In addition to the spike in Saudi financial influence, the 1990s saw a sharp increase in Saudi Wahhabi and anti-Zaidi proselytizing in Yemen's northern highlands near the city of Sadah, an area dominated by followers of the Zaidi branch of Shia Islam. The present-day Houthi movement began then, as a collective effort to reeducate the northern tribes in Zaidi traditions and respond to threats from radical Wahhabis. Meanwhile, Saleh's acquiescence on the border issue and the increasing Saudi influence over Yemeni domestic politics became key Houthi grievances against the central government. After the movement's leader, Hussein al-Houthi, was killed in 2004, the tribes allied with the Houthi family began a protracted military struggle against the government. Realizing in 2009 that the movement presented a serious threat to the pro-Saudi leadership in Sana, Riyadh sent troops to fight the Houthis across the border with disastrous results, as over 130 ill-trained Saudi personnel were killed.
The current intervention, then, is rooted in growing Saudi alarm over the Houthi movement's popularity and the increasing strength of its tribal alliance. The Houthis' capture of Sana, rapid military expansion southward, and impending conquest of Aden despite foreign efforts to thwart their progress all present a serious threat to Riyadh's regional strategy -- especially as Houthi leaders have made no secret of their disdain and hostile intentions toward the Saudi monarchy. Alongside their military gains, the Houthis have emerged as a potential political force that can form a strong central government with an anti-Saudi agenda. For now, the Saudi coalition continues to gain the support of Arab and Western countries, several of whom seem to be on the verge of committing ground troops.

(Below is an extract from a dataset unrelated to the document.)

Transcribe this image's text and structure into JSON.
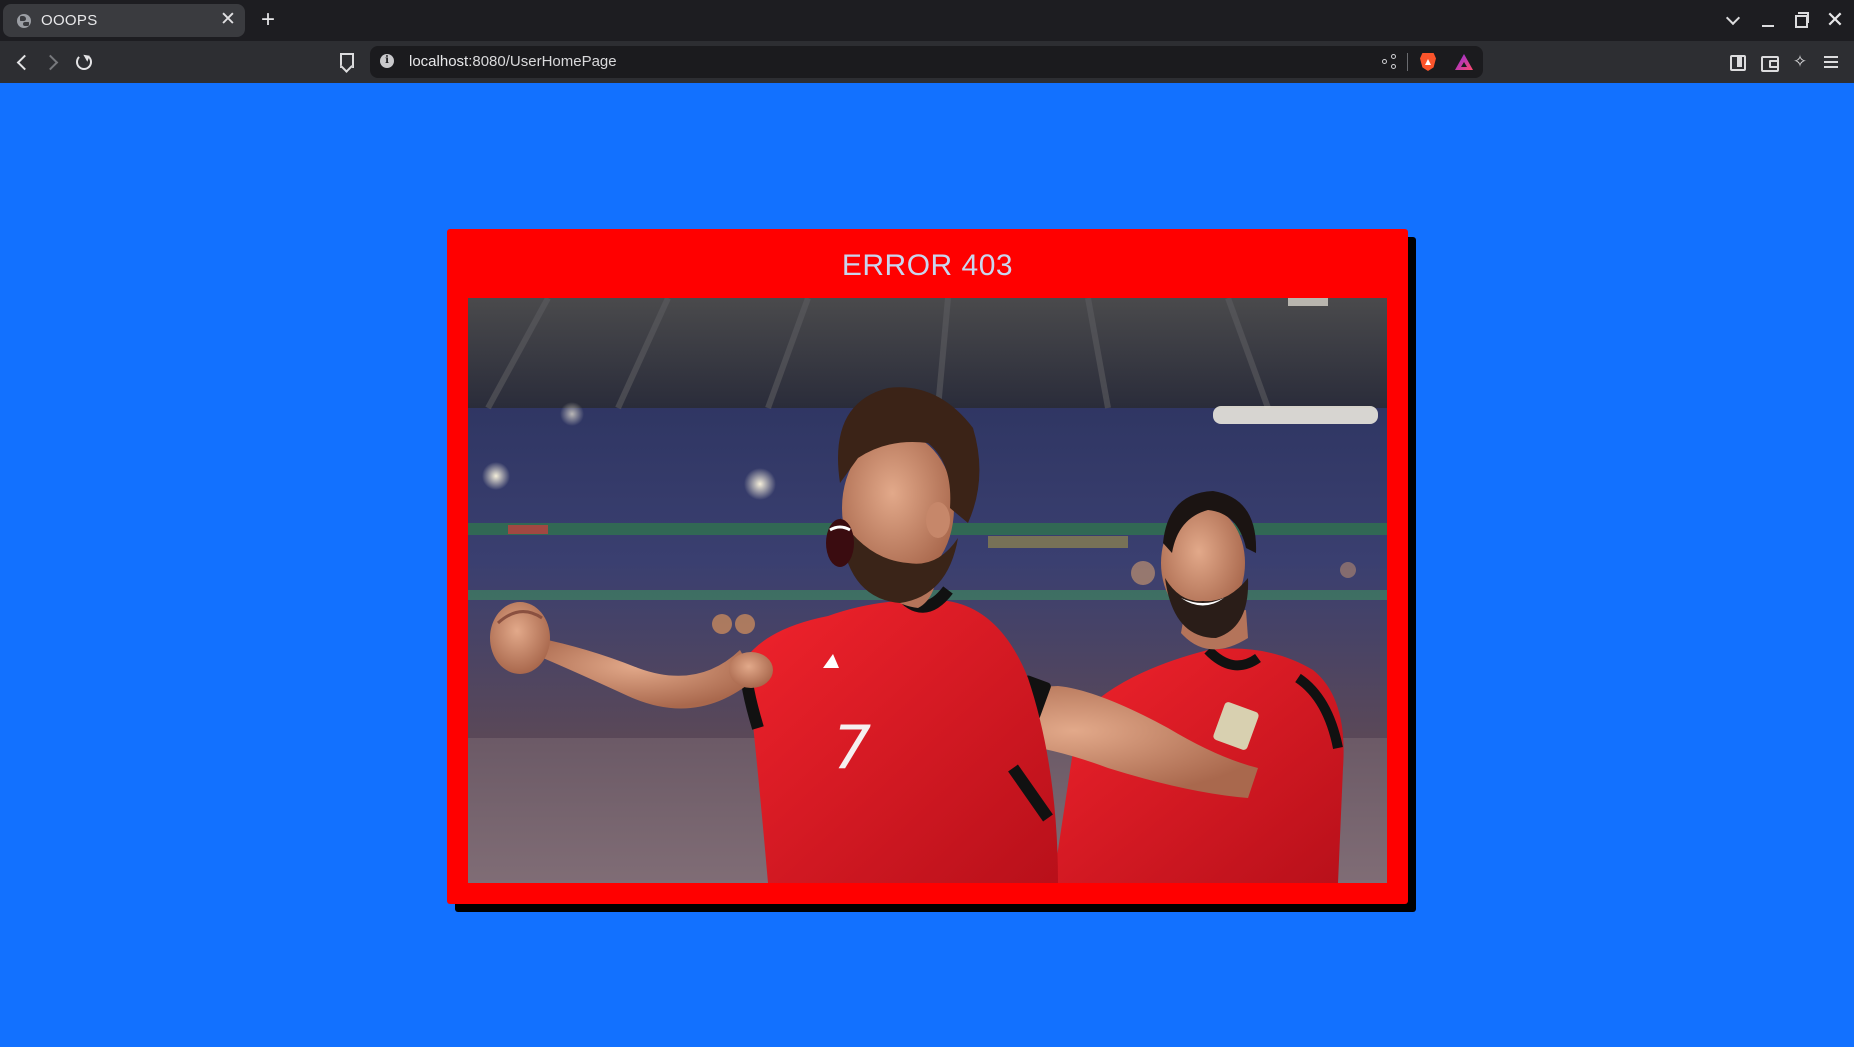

This situation could further exacerbate the humanitarian crisis brought on by Houthi battles with multiple opposition groups and the expanding air campaign.
Riyadh and its coalition partners believe they are defending Yemen against an Iranian threat, and this view is not entirely unfounded given the Houthi movement's links to Iran (e.g., see PolicyWatch 2364, "Yemen's Zaidis: A Window for Iranian Influence"). Yet underlying the bombardments is a long history of Saudi-Yemeni tensions. Heeding the call of Saudi propaganda and fears over the security of the vital Bab al-Mandab Strait, the United States and other countries have been drawn into a local border war whose deep roots may not be fully appreciated.
Asher Orkaby is a research fellow at the Crown Center for Middle East Studies at Brandeis University.